Daisy Jones and the Six was the May pick for the Rogue (aka FLICKS) Book Club.  I feel like I’ve heard about this book for so long, it was great to finally be able to read and discuss it.

Daisy Jones and the Six is told in a documentary style to discuss the band, how it got it together, and why it broke apart. The Six was a band that was started by brothers Billy and Graham Dunne in their suburban Pittsburgh garage.  They start to gain fame but explode into another level of fame when Daisy Jones joins them for an album and tour.  Daisy was a wonderful singer but is very much into the drug and alcohol scene.  She is just drifting through life before she joins the Six.  The band is volatile and hanging on by a thread.  Will they be able to make it through their tour?  What caused them to break up in the end?
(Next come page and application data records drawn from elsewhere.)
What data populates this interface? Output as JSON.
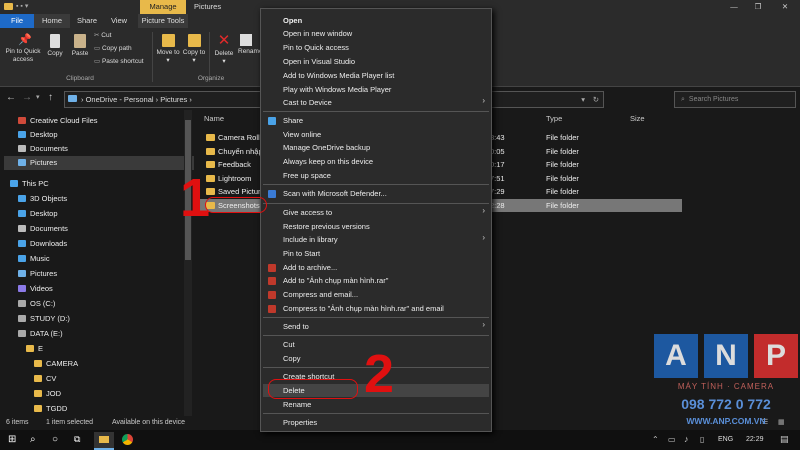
{
  "window": {
    "title": "Pictures",
    "contextual_tab": "Manage",
    "contextual_sub": "Picture Tools"
  },
  "tabs": [
    "File",
    "Home",
    "Share",
    "View"
  ],
  "ribbon": {
    "pin_quick": "Pin to Quick access",
    "copy": "Copy",
    "paste": "Paste",
    "cut": "Cut",
    "copy_path": "Copy path",
    "paste_shortcut": "Paste shortcut",
    "move_to": "Move to",
    "copy_to": "Copy to",
    "delete": "Delete",
    "rename": "Rename",
    "group_clipboard": "Clipboard",
    "group_organize": "Organize"
  },
  "address": {
    "path": [
      "OneDrive - Personal",
      "Pictures"
    ],
    "search_placeholder": "Search Pictures"
  },
  "nav": [
    {
      "label": "Creative Cloud Files",
      "color": "#d04a3a"
    },
    {
      "label": "Desktop",
      "color": "#4aa3e8"
    },
    {
      "label": "Documents",
      "color": "#bbbbbb"
    },
    {
      "label": "Pictures",
      "color": "#6fb1e8"
    },
    {
      "label": "This PC",
      "color": "#4aa3e8"
    },
    {
      "label": "3D Objects",
      "color": "#4aa3e8"
    },
    {
      "label": "Desktop",
      "color": "#4aa3e8"
    },
    {
      "label": "Documents",
      "color": "#bbbbbb"
    },
    {
      "label": "Downloads",
      "color": "#4aa3e8"
    },
    {
      "label": "Music",
      "color": "#4aa3e8"
    },
    {
      "label": "Pictures",
      "color": "#6fb1e8"
    },
    {
      "label": "Videos",
      "color": "#8c7ae8"
    },
    {
      "label": "OS (C:)",
      "color": "#aaaaaa"
    },
    {
      "label": "STUDY (D:)",
      "color": "#aaaaaa"
    },
    {
      "label": "DATA (E:)",
      "color": "#aaaaaa"
    },
    {
      "label": "E",
      "color": "#e8b94a"
    },
    {
      "label": "CAMERA",
      "color": "#e8b94a"
    },
    {
      "label": "CV",
      "color": "#e8b94a"
    },
    {
      "label": "JOD",
      "color": "#e8b94a"
    },
    {
      "label": "TGDD",
      "color": "#e8b94a"
    }
  ],
  "columns": {
    "name": "Name",
    "type": "Type",
    "size": "Size"
  },
  "files": [
    {
      "name": "Camera Roll",
      "time": "8:43",
      "type": "File folder"
    },
    {
      "name": "Chuyển nhập",
      "time": "0:05",
      "type": "File folder"
    },
    {
      "name": "Feedback",
      "time": "0:17",
      "type": "File folder"
    },
    {
      "name": "Lightroom",
      "time": "7:51",
      "type": "File folder"
    },
    {
      "name": "Saved Picture",
      "time": "7:29",
      "type": "File folder"
    },
    {
      "name": "Screenshots",
      "time": "2:28",
      "type": "File folder"
    }
  ],
  "menu": [
    {
      "label": "Open",
      "bold": true
    },
    {
      "label": "Open in new window"
    },
    {
      "label": "Pin to Quick access"
    },
    {
      "label": "Open in Visual Studio"
    },
    {
      "label": "Add to Windows Media Player list"
    },
    {
      "label": "Play with Windows Media Player"
    },
    {
      "label": "Cast to Device",
      "arrow": true
    },
    {
      "label": "Share",
      "icon": "#4aa3e8",
      "sep_before": true
    },
    {
      "label": "View online"
    },
    {
      "label": "Manage OneDrive backup"
    },
    {
      "label": "Always keep on this device"
    },
    {
      "label": "Free up space"
    },
    {
      "label": "Scan with Microsoft Defender...",
      "icon": "#3a7bd5",
      "sep_before": true
    },
    {
      "label": "Give access to",
      "arrow": true,
      "sep_before": true
    },
    {
      "label": "Restore previous versions"
    },
    {
      "label": "Include in library",
      "arrow": true
    },
    {
      "label": "Pin to Start"
    },
    {
      "label": "Add to archive...",
      "icon": "#c0392b"
    },
    {
      "label": "Add to \"Ảnh chụp màn hình.rar\"",
      "icon": "#c0392b"
    },
    {
      "label": "Compress and email...",
      "icon": "#c0392b"
    },
    {
      "label": "Compress to \"Ảnh chụp màn hình.rar\" and email",
      "icon": "#c0392b"
    },
    {
      "label": "Send to",
      "arrow": true,
      "sep_before": true
    },
    {
      "label": "Cut",
      "sep_before": true
    },
    {
      "label": "Copy"
    },
    {
      "label": "Create shortcut",
      "sep_before": true
    },
    {
      "label": "Delete",
      "hl": true
    },
    {
      "label": "Rename"
    },
    {
      "label": "Properties",
      "sep_before": true
    }
  ],
  "status": {
    "items": "6 items",
    "selected": "1 item selected",
    "available": "Available on this device"
  },
  "annotations": {
    "one": "1",
    "two": "2"
  },
  "logo": {
    "letters": [
      "A",
      "N",
      "P"
    ],
    "subtitle": "MÁY TÍNH · CAMERA",
    "phone": "098 772 0 772",
    "site": "WWW.ANP.COM.VN"
  },
  "taskbar": {
    "lang": "ENG",
    "time": "22:29"
  },
  "colors": {
    "accent": "#e8b94a",
    "annotation": "#e01010",
    "manage_tab": "#e8b94a"
  }
}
I listened to Daisy Jones and the Six on audiobook and it was fantastic.  I don’t know how this would read as a physical book, but I love that they had a full cast of actors for all of the different characters.  There were a lot of characters.  I followed the main character storylines, but I would mix up some of the minor characters.  I thought it was hilarious on how one of them completely didn’t know what was going on the entire time and read all situations incorrectly.

Those that read or listened to this in book club seemed to like the story as well.  The one complaint was that it actually seemed like a real band and the book made you want to listen to the music, but when you went to look for it, you found out it was all fiction.  I would love to hear the songs.  I read that this was loosely based on Stevie Nicks and Fleetwood Mac.  I don’t know much about them, so this was all new to me.  I was overall amazed that these people could have survived the 70’s with their drug and alcohol use.  I really loved how the ending tied it all together.

Overall, Daisy Jones and the Six is a fantastic audiobook about the highs and lows of a seventies rock band.  The story will draw you in and keep you enthralled until the end.